February 6, 2013
The agriculture and food system is an extensive, open, interconnected, diverse, and complex network. Any disease, pest, or poisonous agent — whether it occurs naturally, is unintentionally introduced, or is intentionally introduced by acts of terrorism — could potentially cause catastrophic health effects or economic losses to the United States.
Recognizing that threat, Virginia Cooperative Extension, in partnership with the Virginia Department of Agriculture and Consumer Services (VDACS) and local feed retailers across the commonwealth, has put in place the Animal Health Network. This network connects underserved populations of noncommercial livestock and poultry owners with vital, animal-disease-related alerts and information from the state veterinarian. The information comes through local feed retailers who receive it from the existing Extension system.
“The Animal Health Network enables my office to reach noncommercial livestock and poultry owners more effectively and in a timely manner with critical animal disease alerts,” said Dr. Richard L. Wilkes, state veterinarian with VDACS. “This network will be extremely important in helping us reach those individuals that may only have a few head of livestock, such as chickens, goats, horses, and other pets.”
Extension agents have worked in partnership with local feed retailers to establish the network in their counties.
“The agents will disseminate approved information from the state veterinarian to the network in the event of an emergency.
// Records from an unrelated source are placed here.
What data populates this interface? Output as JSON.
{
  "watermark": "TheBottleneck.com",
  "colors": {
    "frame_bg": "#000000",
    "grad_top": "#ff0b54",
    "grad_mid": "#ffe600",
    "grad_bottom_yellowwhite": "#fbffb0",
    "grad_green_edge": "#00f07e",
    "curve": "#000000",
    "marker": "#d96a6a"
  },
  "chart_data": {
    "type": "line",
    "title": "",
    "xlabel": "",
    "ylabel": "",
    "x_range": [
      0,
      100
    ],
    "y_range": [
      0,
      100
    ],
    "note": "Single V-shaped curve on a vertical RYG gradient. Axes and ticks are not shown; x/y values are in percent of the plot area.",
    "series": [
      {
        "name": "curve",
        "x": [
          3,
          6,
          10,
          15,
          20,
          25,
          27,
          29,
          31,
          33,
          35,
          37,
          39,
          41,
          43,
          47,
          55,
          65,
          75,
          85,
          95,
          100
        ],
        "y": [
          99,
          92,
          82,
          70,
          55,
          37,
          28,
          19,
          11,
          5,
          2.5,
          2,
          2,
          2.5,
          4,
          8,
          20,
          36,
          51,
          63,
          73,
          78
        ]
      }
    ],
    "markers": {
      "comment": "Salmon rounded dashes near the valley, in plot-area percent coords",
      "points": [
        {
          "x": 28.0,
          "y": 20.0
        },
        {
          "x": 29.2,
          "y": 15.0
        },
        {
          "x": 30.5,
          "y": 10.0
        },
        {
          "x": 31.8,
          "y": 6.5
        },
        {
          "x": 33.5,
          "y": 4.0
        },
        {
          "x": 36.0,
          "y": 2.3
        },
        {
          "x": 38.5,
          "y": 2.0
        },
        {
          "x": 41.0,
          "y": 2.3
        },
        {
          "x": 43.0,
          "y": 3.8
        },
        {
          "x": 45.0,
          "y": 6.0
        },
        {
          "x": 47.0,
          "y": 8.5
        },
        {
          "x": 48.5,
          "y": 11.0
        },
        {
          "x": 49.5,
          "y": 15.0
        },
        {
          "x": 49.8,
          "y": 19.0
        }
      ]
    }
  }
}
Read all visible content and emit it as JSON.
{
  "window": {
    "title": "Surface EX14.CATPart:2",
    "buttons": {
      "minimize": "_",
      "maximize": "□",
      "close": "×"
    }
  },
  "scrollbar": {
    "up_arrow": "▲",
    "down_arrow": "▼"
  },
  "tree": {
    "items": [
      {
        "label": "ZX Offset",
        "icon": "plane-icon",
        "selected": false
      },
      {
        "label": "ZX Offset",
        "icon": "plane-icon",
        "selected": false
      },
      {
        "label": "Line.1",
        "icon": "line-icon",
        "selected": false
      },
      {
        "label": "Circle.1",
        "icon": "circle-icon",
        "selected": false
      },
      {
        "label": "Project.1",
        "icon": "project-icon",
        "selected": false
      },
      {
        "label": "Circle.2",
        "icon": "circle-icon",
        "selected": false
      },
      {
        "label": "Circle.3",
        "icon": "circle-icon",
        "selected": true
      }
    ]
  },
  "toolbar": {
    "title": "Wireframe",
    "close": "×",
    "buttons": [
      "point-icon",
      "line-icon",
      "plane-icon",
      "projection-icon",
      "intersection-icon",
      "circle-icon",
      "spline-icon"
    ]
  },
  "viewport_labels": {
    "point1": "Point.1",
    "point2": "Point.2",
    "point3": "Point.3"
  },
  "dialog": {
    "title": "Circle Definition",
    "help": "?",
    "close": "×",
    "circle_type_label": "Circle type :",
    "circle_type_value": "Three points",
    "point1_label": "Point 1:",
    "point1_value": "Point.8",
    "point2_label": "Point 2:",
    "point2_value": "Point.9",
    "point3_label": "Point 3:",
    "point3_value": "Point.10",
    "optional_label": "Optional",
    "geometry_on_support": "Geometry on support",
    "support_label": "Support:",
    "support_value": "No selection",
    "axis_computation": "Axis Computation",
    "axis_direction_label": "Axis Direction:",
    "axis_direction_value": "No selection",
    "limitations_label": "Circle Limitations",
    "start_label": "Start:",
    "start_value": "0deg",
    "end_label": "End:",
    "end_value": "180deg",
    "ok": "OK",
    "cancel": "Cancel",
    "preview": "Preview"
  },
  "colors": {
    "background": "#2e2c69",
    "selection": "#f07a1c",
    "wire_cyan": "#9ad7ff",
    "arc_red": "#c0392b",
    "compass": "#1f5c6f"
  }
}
The feed retailers will post the information in their stores,” said Bobby Grisso, associate director of agriculture and natural resources for Extension.
After the alert is posted, Extension will work with the state veterinarian’s office to provide additional education and suggestions.
Prior to launching the network, Extension and VDACS conducted two tests — one planned and one unannounced — to make sure the alert system worked as intended.
The development of the network concept was funded by the National Center for Foreign Animal and Zoonotic Disease Defense, one of 12 Centers of Excellence in the Department of Homeland Security’s Office of University Programs.